At the conclusion of the statement (p. 35) is this passage:
Since the earliest days, Christians have claimed to be part of a koinonia. They have understood this Greek word to carry dynamic and layered meanings of "mutuality," "fellowship," "community" and "union." Together these meanings suggest a fundamental commitment to shared participation and a "holding in common."
Christian mutuality (koinonia) is not a goal or an end in itself but the means and evidence of being held as one in Christ while sharing in God's love for each other. Such mutuality is grounded in God's love for each other. Such mutuality is grounded in God's grace to each member, even though all fall short of deserving it. God's love is the basis, model, source and motivation for mutuality in the Christian church (John 13:31-35).
Of everything that I read in this statement, these are the paragraphs that will stick with me, especially the difference between community as means and community as an end.
I often hear of calls to make church like it used to be. I realize this comes out of people's longing for a time they felt they understood, with less change, with more familiarity. We frequently try to envision a future for a congregation that looks much like our not-too-distant past without really considering the way the world and we have changed between now and then. Through that kind of goal-setting, our hope is achieving the community we once knew or thought we did.

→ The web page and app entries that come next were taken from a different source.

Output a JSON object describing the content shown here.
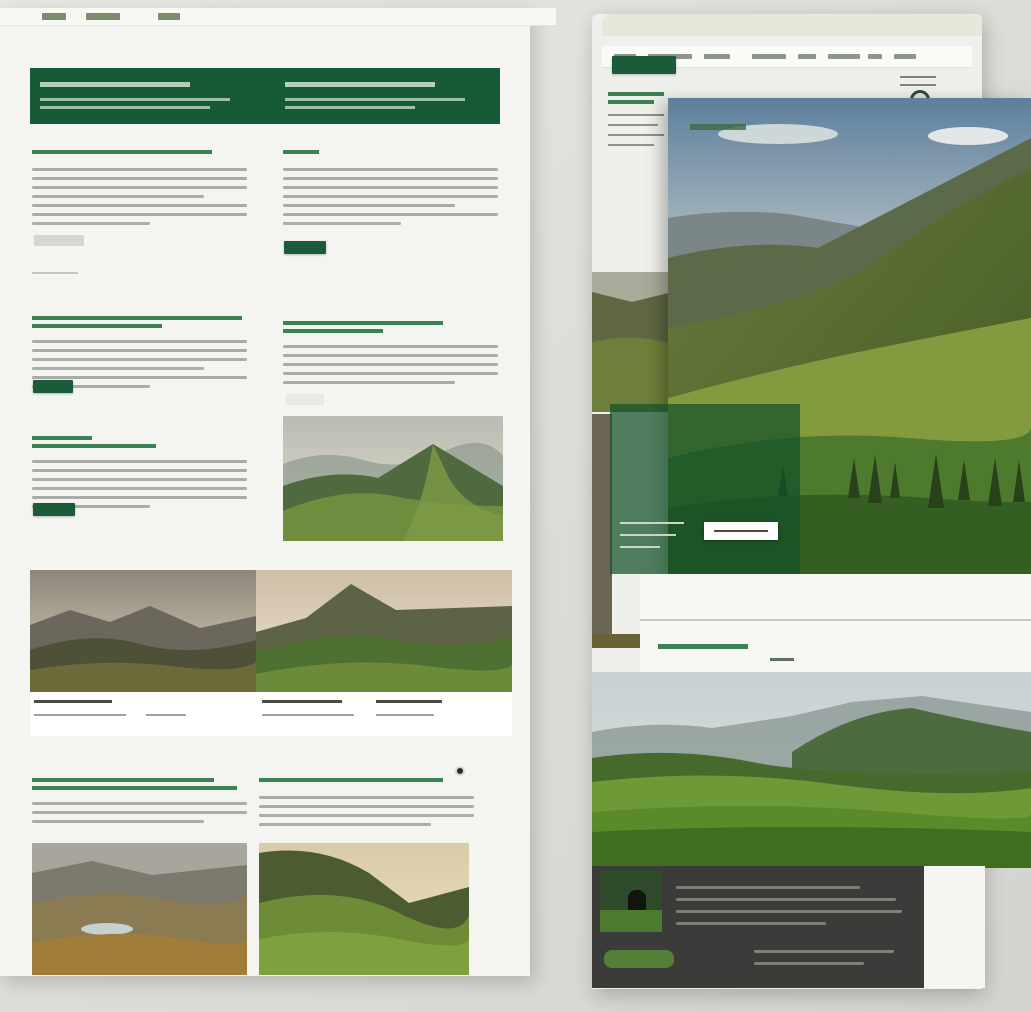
{
  "window": {
    "title": ""
  },
  "left_page": {
    "hero": {
      "title_left": "",
      "subtitle_left": "",
      "title_right": "",
      "subtitle_right": ""
    },
    "section_a": {
      "heading_left": "",
      "heading_right": ""
    },
    "section_b": {
      "heading_left": "",
      "heading_right": ""
    },
    "section_c": {
      "heading_left": ""
    },
    "gallery_captions": [
      {
        "title": "",
        "sub": ""
      },
      {
        "title": "",
        "sub": ""
      },
      {
        "title": "",
        "sub": ""
      }
    ],
    "section_d": {
      "heading_left": "",
      "heading_right": ""
    }
  },
  "right_page": {
    "nav_items": [
      "",
      "",
      "",
      "",
      "",
      "",
      "",
      ""
    ],
    "sidebar_heading": "",
    "photo_label": "",
    "band_heading": "",
    "footer_heading": ""
  },
  "colors": {
    "brand_green": "#155a35",
    "accent_green": "#1f6d3f",
    "page_bg": "#f4f4f0",
    "footer_dark": "#3b3c3a"
  },
  "icons": [
    "mountain-photo",
    "menu-icon",
    "avatar-icon"
  ]
}
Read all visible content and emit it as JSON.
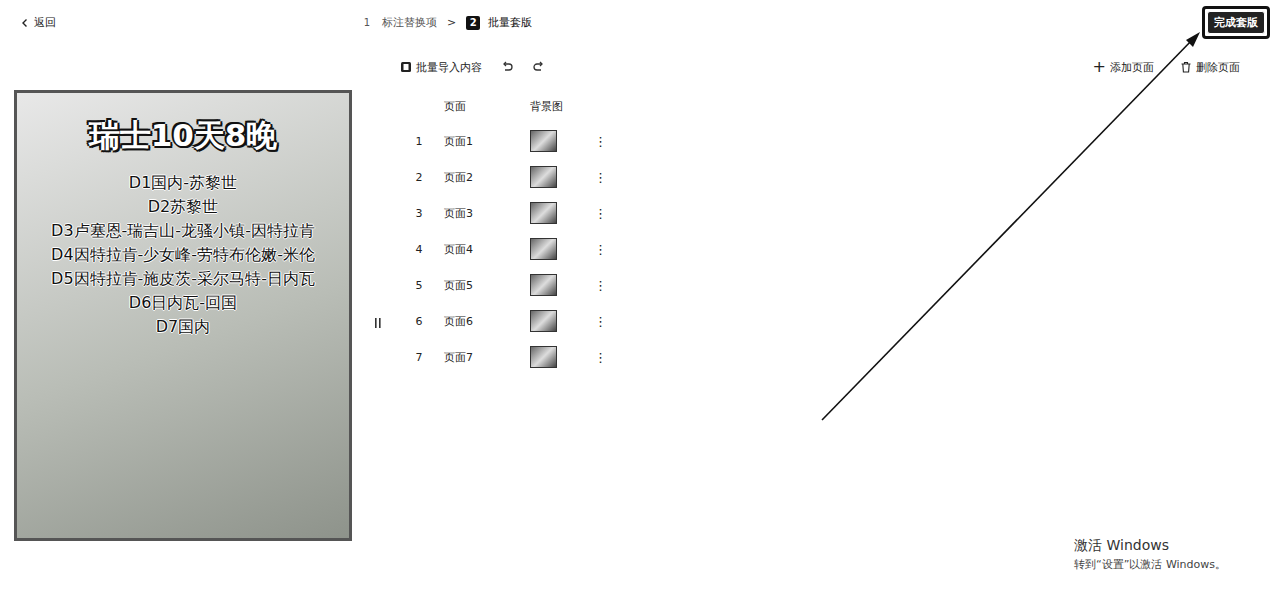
{
  "header": {
    "back": "返回",
    "steps": [
      {
        "number": "1",
        "label": "标注替换项",
        "selected": false
      },
      {
        "number": "2",
        "label": "批量套版",
        "selected": true
      }
    ],
    "step_separator": ">",
    "finish_button": {
      "label": "完成套版",
      "highlighted": true
    }
  },
  "toolbar": {
    "import": "批量导入内容",
    "add": {
      "icon": "+",
      "label": "添加页面"
    },
    "delete": "删除页面"
  },
  "preview": {
    "title": "瑞士10天8晚",
    "lines": [
      "D1国内-苏黎世",
      "D2苏黎世",
      "D3卢塞恩-瑞吉山-龙骚小镇-因特拉肯",
      "D4因特拉肯-少女峰-劳特布伦嫩-米伦",
      "D5因特拉肯-施皮茨-采尔马特-日内瓦",
      "D6日内瓦-回国",
      "D7国内"
    ]
  },
  "table": {
    "columns": [
      "页面",
      "背景图"
    ],
    "rows": [
      {
        "index": "1",
        "name": "页面1",
        "menu": "⋮"
      },
      {
        "index": "2",
        "name": "页面2",
        "menu": "⋮"
      },
      {
        "index": "3",
        "name": "页面3",
        "menu": "⋮"
      },
      {
        "index": "4",
        "name": "页面4",
        "menu": "⋮"
      },
      {
        "index": "5",
        "name": "页面5",
        "menu": "⋮"
      },
      {
        "index": "6",
        "name": "页面6",
        "menu": "⋮"
      },
      {
        "index": "7",
        "name": "页面7",
        "menu": "⋮"
      }
    ]
  },
  "watermark": {
    "title": "激活 Windows",
    "subtitle": "转到“设置”以激活 Windows。"
  }
}
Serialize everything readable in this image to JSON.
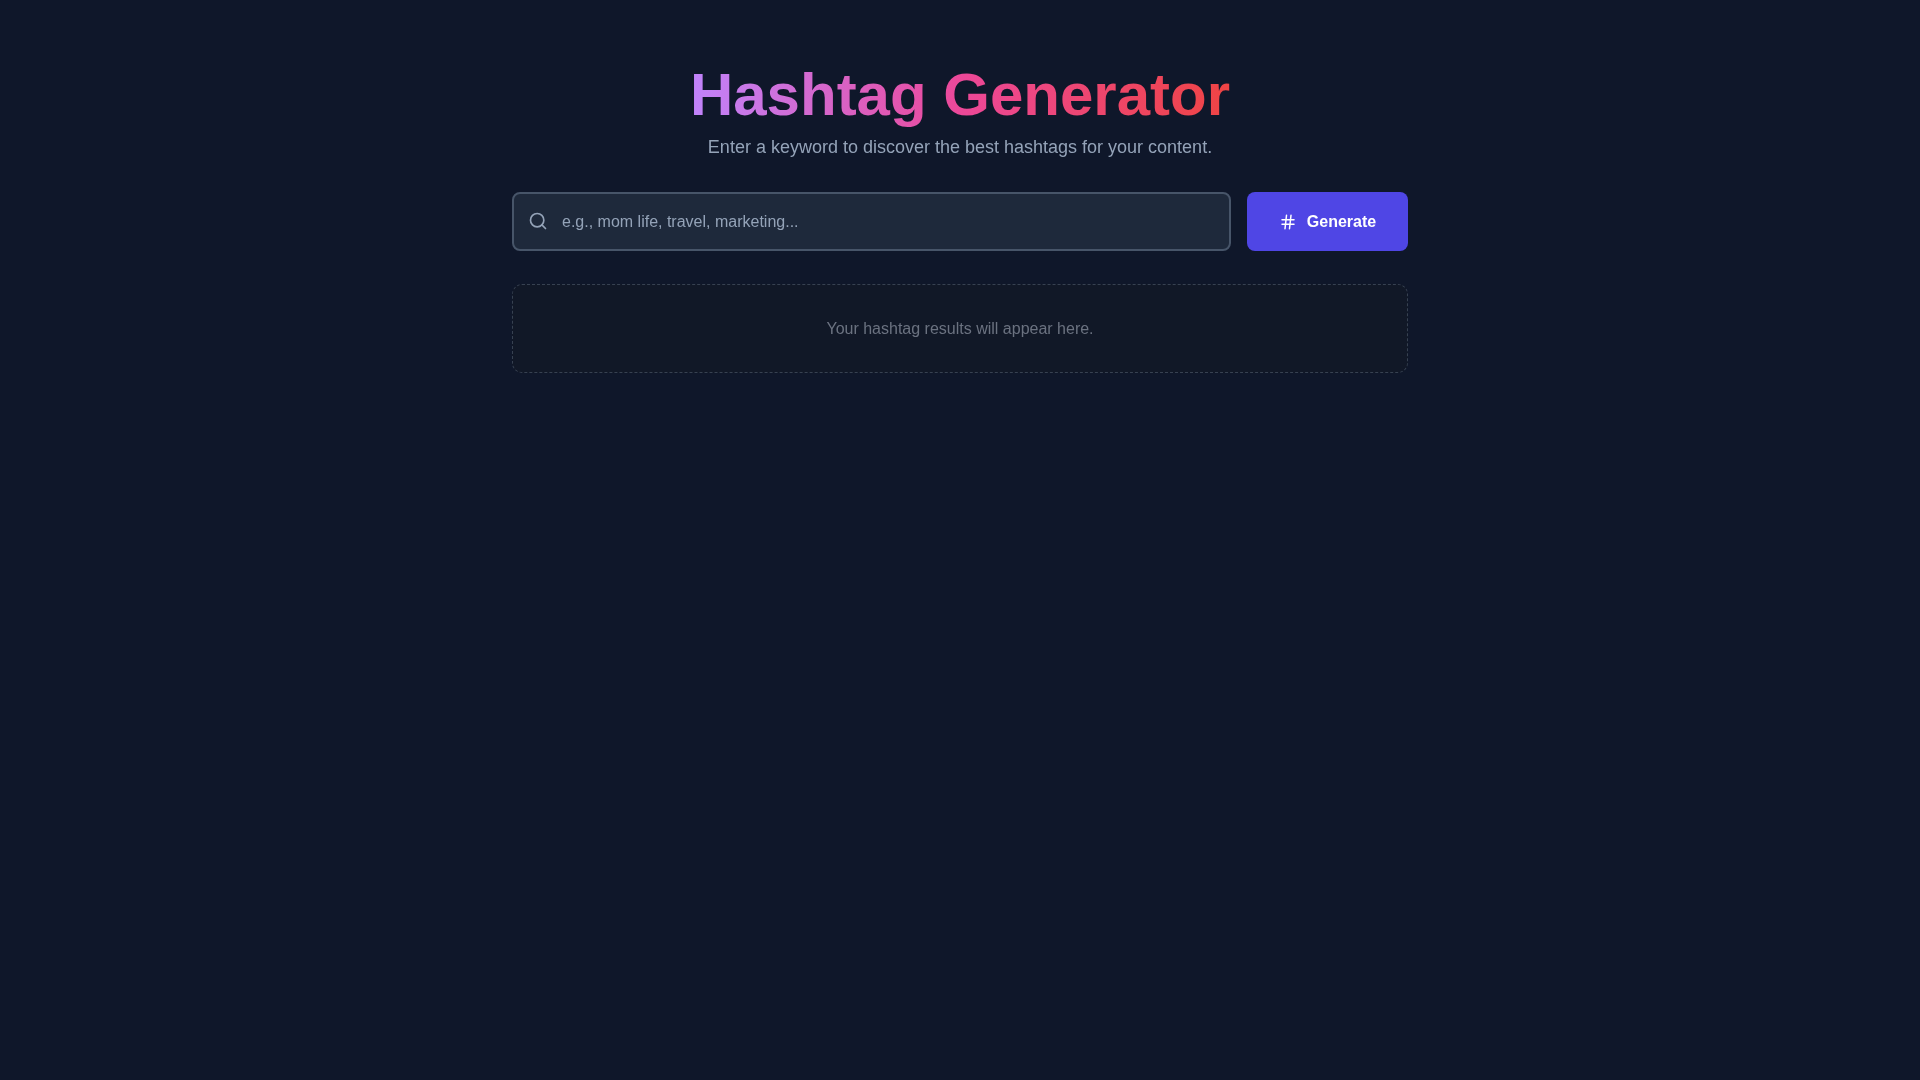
{
  "header": {
    "title": "Hashtag Generator",
    "subtitle": "Enter a keyword to discover the best hashtags for your content."
  },
  "search": {
    "placeholder": "e.g., mom life, travel, marketing..."
  },
  "button": {
    "label": "Generate"
  },
  "results": {
    "empty_message": "Your hashtag results will appear here."
  }
}
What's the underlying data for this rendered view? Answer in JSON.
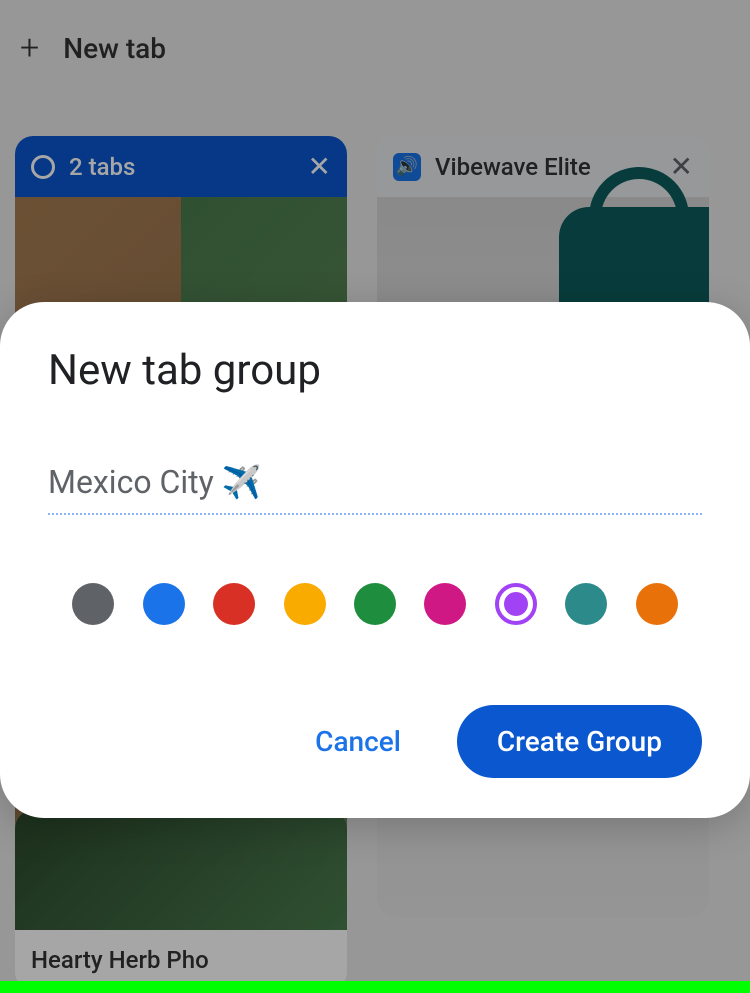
{
  "topbar": {
    "new_tab_label": "New tab"
  },
  "tab_groups": [
    {
      "title": "2 tabs",
      "color": "blue"
    },
    {
      "title": "Vibewave Elite",
      "color": "gray"
    }
  ],
  "bottom_tab": {
    "title": "Hearty Herb Pho"
  },
  "dialog": {
    "title": "New tab group",
    "input_value": "Mexico City ✈️",
    "cancel_label": "Cancel",
    "create_label": "Create Group",
    "colors": [
      {
        "hex": "#5f6368",
        "selected": false
      },
      {
        "hex": "#1a73e8",
        "selected": false
      },
      {
        "hex": "#d93025",
        "selected": false
      },
      {
        "hex": "#f9ab00",
        "selected": false
      },
      {
        "hex": "#1e8e3e",
        "selected": false
      },
      {
        "hex": "#c5221f",
        "selected": false,
        "alt": "#d01884"
      },
      {
        "hex": "#a142f4",
        "selected": true
      },
      {
        "hex": "#2d8a8a",
        "selected": false
      },
      {
        "hex": "#e8710a",
        "selected": false
      }
    ]
  }
}
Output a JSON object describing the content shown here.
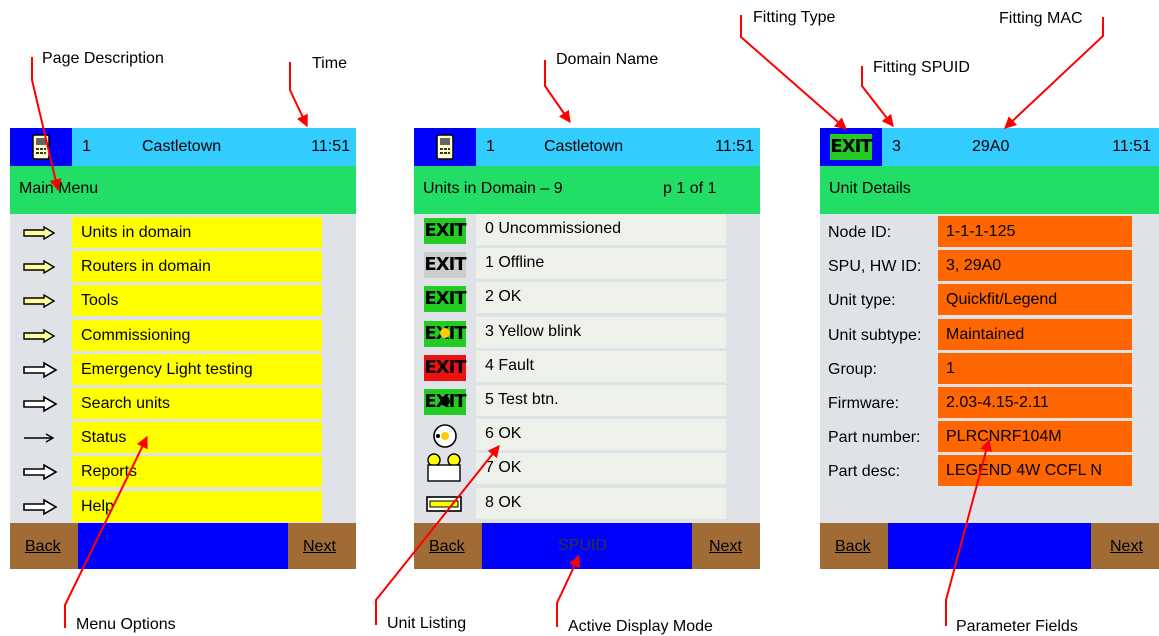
{
  "callouts": {
    "page_description": "Page Description",
    "time": "Time",
    "domain_name": "Domain Name",
    "fitting_type": "Fitting Type",
    "fitting_mac": "Fitting MAC",
    "fitting_spuid": "Fitting SPUID",
    "menu_options": "Menu Options",
    "unit_listing": "Unit Listing",
    "active_display_mode": "Active Display Mode",
    "parameter_fields": "Parameter Fields"
  },
  "screen1": {
    "num": "1",
    "domain": "Castletown",
    "time": "11:51",
    "title": "Main Menu",
    "menu": [
      "Units in domain",
      "Routers in domain",
      "Tools",
      "Commissioning",
      "Emergency Light testing",
      "Search units",
      "Status",
      "Reports",
      "Help"
    ],
    "back": "Back",
    "next": "Next"
  },
  "screen2": {
    "num": "1",
    "domain": "Castletown",
    "time": "11:51",
    "title": "Units in Domain – 9",
    "page": "p 1 of 1",
    "units": [
      "0 Uncommissioned",
      "1 Offline",
      "2 OK",
      "3 Yellow blink",
      "4 Fault",
      "5 Test btn.",
      "6 OK",
      "7 OK",
      "8 OK"
    ],
    "exit_text": "EXIT",
    "back": "Back",
    "mode": "SPUID",
    "next": "Next"
  },
  "screen3": {
    "fitting_type": "EXIT",
    "spuid": "3",
    "mac": "29A0",
    "time": "11:51",
    "title": "Unit Details",
    "fields": [
      {
        "label": "Node ID:",
        "value": "1-1-1-125"
      },
      {
        "label": "SPU, HW ID:",
        "value": "3, 29A0"
      },
      {
        "label": "Unit type:",
        "value": "Quickfit/Legend"
      },
      {
        "label": "Unit subtype:",
        "value": "Maintained"
      },
      {
        "label": "Group:",
        "value": "1"
      },
      {
        "label": "Firmware:",
        "value": "2.03-4.15-2.11"
      },
      {
        "label": "Part number:",
        "value": "PLRCNRF104M"
      },
      {
        "label": "Part desc:",
        "value": "LEGEND 4W CCFL N"
      }
    ],
    "back": "Back",
    "next": "Next"
  },
  "colors": {
    "header": "#33ccff",
    "subheader": "#22dd66",
    "menu": "#ffff00",
    "param": "#ff6600",
    "footer": "#0000ff",
    "button": "#a06b35",
    "arrow": "#ff0000"
  }
}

However, if we recognize koinonia, or Christian community, as our means, rather than our end goal, it changes how we look at our church life. If we understand that we are called together to support one another, in certainty and uncertainty, with our eyes toward the fulfillment of our faith as the end goal. The existence of our community of faith is evidence of the continued work of the Holy Spirit, granting and stirring up faith, and we discover and celebrate that evidence together.
This sharing in community is what keeps us going. It is what's kept the church going for, lo, these 1980 years or so as we await the return of Christ, in whom is our beginning and our end.
Blest be the tie that binds our hearts in Christian love. That tie is koinonia and it lasts and keeps us going, through all kinds of changes, until the end comes.